What the task asks:
Scan the entries below and say how many lines contain "name". Write only the number.

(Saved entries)
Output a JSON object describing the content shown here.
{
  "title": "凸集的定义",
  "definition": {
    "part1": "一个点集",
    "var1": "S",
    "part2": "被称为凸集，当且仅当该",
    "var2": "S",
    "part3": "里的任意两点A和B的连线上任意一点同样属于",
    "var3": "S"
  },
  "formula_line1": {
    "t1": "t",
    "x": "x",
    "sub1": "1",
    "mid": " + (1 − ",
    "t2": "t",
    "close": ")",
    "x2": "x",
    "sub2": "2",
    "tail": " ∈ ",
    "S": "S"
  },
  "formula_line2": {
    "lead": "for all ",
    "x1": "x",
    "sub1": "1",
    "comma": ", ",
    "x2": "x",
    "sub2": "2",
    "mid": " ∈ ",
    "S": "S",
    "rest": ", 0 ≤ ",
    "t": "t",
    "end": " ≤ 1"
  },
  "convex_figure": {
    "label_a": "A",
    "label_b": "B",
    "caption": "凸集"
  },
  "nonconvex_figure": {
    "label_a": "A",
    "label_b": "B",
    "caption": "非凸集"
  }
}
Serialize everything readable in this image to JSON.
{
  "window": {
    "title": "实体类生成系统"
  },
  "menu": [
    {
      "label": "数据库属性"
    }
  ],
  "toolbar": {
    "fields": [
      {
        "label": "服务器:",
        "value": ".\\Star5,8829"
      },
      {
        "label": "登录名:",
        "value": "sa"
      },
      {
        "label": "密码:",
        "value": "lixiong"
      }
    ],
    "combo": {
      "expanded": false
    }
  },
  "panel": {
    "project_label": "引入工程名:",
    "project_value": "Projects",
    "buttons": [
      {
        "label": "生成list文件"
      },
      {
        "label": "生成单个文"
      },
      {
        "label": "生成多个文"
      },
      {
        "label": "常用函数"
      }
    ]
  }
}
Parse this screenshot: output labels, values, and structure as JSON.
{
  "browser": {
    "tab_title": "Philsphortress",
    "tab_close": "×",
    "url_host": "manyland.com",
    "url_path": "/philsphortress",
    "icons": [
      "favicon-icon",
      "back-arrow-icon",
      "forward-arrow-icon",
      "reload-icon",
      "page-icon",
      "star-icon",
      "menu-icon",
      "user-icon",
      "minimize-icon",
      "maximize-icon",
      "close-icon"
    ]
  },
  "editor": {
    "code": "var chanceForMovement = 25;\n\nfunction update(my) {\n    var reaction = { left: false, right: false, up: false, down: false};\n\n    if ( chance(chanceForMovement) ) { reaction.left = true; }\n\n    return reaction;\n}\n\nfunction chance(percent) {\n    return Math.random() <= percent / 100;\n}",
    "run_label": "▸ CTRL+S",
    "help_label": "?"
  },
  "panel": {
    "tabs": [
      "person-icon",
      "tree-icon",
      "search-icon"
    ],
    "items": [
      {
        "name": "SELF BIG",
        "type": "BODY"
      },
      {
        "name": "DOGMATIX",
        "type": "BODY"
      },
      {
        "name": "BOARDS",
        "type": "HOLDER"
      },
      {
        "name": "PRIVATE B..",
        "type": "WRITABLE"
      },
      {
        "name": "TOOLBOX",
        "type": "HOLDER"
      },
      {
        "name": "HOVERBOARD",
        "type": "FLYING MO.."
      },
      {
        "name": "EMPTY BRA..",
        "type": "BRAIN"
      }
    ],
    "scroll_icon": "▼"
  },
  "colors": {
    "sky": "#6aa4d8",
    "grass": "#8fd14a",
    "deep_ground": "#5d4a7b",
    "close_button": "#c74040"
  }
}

The answer:
7